#### Task
Determine the number of lines in the listing below where the string "this" occurs; answer with the number alone.

#### Extracted data
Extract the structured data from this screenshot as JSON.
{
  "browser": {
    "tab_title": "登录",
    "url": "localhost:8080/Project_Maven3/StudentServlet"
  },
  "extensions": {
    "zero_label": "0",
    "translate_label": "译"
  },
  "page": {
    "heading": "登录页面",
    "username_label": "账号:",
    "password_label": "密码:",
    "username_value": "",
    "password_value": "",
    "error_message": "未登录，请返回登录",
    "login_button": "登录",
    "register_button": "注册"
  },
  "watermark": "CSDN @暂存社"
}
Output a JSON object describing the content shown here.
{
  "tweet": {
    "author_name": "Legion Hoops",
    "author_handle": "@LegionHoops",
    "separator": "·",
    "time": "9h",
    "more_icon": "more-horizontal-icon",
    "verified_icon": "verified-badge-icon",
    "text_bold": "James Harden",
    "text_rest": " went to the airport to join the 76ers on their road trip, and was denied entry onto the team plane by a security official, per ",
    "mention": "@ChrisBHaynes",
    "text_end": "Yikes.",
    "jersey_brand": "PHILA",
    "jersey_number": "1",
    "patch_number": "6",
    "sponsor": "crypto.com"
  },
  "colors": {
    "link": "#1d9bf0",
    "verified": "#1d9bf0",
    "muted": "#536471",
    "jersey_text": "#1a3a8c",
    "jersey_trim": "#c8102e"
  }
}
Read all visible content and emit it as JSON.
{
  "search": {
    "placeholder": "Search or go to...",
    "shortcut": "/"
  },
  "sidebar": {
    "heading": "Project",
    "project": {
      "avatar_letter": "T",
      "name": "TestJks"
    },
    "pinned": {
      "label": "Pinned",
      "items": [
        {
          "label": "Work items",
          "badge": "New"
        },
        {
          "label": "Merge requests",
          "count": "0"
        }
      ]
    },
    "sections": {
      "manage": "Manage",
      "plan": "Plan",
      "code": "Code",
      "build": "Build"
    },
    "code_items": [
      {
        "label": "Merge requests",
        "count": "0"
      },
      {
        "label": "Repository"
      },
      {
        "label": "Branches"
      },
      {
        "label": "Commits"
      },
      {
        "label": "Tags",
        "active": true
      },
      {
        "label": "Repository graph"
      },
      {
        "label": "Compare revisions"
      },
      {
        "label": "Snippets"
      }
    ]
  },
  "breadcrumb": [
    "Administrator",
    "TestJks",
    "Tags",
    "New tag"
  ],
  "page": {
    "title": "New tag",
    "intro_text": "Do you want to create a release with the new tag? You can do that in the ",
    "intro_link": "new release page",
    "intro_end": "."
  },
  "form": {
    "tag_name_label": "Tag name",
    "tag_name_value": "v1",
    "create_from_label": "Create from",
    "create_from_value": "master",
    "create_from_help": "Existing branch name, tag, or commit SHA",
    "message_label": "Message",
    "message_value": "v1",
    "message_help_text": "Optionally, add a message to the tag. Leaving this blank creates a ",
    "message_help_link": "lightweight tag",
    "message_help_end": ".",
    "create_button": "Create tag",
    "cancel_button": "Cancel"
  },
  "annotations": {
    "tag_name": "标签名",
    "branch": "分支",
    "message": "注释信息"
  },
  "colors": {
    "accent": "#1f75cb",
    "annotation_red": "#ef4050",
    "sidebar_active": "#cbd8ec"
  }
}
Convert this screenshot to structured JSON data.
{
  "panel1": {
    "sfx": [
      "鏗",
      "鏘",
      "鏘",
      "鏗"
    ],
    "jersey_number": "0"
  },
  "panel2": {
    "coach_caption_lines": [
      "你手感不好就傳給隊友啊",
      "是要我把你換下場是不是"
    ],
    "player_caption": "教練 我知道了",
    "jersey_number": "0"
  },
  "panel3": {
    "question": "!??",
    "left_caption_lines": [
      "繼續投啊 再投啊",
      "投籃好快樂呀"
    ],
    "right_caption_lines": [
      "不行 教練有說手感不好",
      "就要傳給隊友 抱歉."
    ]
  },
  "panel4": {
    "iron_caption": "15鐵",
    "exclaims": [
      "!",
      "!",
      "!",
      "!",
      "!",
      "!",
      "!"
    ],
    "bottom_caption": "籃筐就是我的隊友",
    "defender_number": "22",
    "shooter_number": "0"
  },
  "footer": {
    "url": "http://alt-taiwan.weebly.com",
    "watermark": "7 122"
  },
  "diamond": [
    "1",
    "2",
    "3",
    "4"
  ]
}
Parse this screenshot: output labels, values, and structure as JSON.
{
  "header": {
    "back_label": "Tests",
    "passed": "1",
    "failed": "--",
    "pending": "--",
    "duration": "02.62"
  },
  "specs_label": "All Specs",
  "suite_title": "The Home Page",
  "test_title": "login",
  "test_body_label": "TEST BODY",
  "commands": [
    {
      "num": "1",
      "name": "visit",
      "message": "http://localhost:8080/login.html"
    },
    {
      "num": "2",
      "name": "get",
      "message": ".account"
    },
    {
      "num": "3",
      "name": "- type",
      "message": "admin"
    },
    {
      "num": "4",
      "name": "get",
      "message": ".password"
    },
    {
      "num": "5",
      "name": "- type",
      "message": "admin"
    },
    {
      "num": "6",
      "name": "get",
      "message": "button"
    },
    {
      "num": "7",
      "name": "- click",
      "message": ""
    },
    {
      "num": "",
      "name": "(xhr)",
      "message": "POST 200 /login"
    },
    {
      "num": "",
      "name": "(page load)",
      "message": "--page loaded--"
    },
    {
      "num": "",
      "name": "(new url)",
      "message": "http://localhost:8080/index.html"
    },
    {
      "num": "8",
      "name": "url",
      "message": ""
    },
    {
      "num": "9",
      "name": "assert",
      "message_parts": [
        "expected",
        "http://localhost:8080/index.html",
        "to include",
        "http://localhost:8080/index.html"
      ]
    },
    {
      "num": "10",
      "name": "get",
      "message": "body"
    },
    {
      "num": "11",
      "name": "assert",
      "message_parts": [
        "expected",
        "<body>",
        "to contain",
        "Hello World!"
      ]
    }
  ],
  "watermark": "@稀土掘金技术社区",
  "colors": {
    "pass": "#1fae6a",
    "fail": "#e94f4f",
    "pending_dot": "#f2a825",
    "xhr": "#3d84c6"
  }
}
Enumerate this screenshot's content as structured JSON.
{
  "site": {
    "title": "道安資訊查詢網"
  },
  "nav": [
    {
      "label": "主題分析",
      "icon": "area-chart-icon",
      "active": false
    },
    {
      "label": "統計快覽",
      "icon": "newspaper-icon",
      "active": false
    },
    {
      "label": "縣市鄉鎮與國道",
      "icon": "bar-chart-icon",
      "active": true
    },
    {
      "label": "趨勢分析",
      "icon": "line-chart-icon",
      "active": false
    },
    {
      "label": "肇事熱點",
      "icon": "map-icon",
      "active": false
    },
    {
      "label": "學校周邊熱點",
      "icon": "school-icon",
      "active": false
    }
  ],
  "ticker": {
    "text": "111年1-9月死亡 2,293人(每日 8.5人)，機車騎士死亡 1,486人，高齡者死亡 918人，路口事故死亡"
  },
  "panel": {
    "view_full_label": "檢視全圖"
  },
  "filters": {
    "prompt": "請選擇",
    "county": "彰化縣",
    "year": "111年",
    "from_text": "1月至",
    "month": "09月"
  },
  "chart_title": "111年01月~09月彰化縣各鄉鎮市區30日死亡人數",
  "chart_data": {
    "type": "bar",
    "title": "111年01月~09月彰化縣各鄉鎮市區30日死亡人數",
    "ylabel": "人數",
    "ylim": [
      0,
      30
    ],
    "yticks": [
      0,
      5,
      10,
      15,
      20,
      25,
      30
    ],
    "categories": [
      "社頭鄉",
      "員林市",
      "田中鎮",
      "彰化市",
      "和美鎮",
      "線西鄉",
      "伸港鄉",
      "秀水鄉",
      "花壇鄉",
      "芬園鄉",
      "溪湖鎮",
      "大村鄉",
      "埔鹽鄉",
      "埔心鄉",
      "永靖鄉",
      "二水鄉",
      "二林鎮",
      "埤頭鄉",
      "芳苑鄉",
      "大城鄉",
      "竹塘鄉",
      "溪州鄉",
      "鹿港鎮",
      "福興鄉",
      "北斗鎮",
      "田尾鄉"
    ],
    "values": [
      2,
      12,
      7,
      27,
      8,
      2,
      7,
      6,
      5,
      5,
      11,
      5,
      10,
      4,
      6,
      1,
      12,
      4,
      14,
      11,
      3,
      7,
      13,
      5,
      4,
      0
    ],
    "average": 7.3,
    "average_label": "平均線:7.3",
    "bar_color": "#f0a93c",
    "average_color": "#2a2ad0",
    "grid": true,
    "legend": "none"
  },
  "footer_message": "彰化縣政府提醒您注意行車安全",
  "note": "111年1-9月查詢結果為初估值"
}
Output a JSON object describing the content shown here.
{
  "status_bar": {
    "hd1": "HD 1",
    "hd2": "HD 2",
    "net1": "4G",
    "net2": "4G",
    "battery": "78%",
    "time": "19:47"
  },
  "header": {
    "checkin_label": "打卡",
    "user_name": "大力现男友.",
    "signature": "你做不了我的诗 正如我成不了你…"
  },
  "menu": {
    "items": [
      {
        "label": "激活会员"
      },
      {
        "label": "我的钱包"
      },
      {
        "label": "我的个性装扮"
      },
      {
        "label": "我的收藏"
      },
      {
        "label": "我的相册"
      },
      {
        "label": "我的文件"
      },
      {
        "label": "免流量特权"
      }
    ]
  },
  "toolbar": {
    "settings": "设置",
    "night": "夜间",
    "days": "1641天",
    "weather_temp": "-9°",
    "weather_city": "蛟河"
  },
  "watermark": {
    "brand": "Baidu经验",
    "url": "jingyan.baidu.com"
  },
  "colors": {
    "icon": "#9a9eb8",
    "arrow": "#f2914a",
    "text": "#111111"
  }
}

#### Response to the task
5